Activate All Images

Once activated, re-index your dataset as discussed in step 3 above.  Now, go back to your project, re-open it to reload the full image set, and once opened, double-click on the SSDPlanes project to open its project window.

This time, instead of training the project, we are going to run its ‘Test All‘ function on 100-200 images from the dataset (many of which do not have any annotation data).

IMPORTANT: Make sure to check the ‘Use Training Dataset’ when running the test for we want to expand the annotations in the training dataset.

Test Many

From the project window, check the ‘Test Many‘ radio button and then select the ‘Run Testing‘ () button and select 100 images to test.

Upon completing (testing more than 300 images can take some time) the ‘Test Many Results‘ window is displayed.

Test Many Results

Right click on each detection that looks good to you and select the ‘Apply Annotations‘ menu-item to add the new annotations to your dataset.  This process allows you to quickly build up your dataset from a very small sub-set used during training.

Once you have added a sufficient number of new annotations, repeat the steps starting at step 3 above and soon your model will be ready to run on the full video to produce the annotated video.

Step 8 – Creating your Annotated Video

Once your model has trained on a sufficient number of annotations with varying backgrounds and plane orientations, you are ready to create your annotated video.

The IMPORT.VID dataset creator is used for this purpose.

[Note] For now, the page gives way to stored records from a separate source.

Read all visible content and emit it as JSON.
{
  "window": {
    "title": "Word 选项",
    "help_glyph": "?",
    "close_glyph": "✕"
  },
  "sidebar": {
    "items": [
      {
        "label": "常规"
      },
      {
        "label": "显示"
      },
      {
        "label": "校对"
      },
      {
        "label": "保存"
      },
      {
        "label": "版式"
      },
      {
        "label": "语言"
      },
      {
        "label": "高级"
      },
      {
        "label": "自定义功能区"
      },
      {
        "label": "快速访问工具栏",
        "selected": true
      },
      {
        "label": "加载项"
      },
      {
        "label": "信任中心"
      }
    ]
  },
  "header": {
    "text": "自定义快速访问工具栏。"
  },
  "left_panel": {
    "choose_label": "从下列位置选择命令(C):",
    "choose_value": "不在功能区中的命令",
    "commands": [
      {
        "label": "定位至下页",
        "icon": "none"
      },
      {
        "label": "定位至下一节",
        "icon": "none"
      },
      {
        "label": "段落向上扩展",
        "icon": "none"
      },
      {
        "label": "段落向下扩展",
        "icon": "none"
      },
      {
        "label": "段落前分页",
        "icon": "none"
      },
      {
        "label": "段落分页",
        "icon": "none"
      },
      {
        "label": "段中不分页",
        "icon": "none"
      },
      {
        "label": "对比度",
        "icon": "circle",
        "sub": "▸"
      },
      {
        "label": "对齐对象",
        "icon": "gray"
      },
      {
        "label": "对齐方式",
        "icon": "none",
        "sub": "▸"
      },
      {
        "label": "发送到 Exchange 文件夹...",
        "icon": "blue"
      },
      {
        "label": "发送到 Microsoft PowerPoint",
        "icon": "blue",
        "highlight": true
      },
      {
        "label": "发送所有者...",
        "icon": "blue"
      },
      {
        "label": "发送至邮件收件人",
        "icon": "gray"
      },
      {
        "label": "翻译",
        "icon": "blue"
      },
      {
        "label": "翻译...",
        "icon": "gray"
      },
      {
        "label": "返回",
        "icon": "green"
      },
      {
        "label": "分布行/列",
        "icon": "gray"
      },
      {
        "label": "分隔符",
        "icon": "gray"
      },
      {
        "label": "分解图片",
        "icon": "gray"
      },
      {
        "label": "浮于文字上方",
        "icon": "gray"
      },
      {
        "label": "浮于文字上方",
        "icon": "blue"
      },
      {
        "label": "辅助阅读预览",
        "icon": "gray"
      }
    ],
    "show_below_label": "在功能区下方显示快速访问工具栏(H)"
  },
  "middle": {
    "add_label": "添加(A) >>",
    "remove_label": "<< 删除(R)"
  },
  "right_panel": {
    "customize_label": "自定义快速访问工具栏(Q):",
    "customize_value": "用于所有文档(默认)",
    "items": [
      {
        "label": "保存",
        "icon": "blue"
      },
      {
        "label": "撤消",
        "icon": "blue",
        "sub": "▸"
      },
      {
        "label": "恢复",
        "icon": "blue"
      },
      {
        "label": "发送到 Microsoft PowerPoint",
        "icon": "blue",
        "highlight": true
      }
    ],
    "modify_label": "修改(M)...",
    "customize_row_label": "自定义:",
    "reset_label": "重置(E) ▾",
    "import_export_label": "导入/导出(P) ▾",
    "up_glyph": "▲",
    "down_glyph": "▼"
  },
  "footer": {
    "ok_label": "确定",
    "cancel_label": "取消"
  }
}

Double-click on your IMPORT.VID.OutputDataSet dataset with in the Dataset Creators pane to open the dataset.  Next, change the ‘Operation‘ to PROCESSVIDEO and set the ‘Project Name‘ to your SSDPlanes project.

Processing your video

When run, the IMAGE.VID dataset creator first uses MyCaffe to open your trained SSDPlanes project, and runs it on each frame within your video to produce new detected annotations.  These frames are then saved with each annotation drawn on the frame to produce a full set of annotated frames.

Annotated Frames

The annotated frames are placed into the ‘output‘ subdirectory within the same directory for which your WMV video sits.

Once all frames are produced, you can easily use the Video Editor feature within the Photos App to create a new video of annotated frames to produce a final result such as the following.

Congratulations, you have now created your first annotated video using Single-Shot Multi-Box Detection (SSD)!

For other great tutorials on topics such as Neural Style Transfer, beating ATARI Pong and creating new Shakespeare sonnets, check out our Tutorials page.

[1] Wei Liu, Dragomir Anguelov, Dumitru Erhan, Christian Szegedy, Scott Reed, Cheng-Yang Fu, Alexander C. Berg, SSD: Single Shot MultiBox Detector, arXiv:1512.02325, 2016.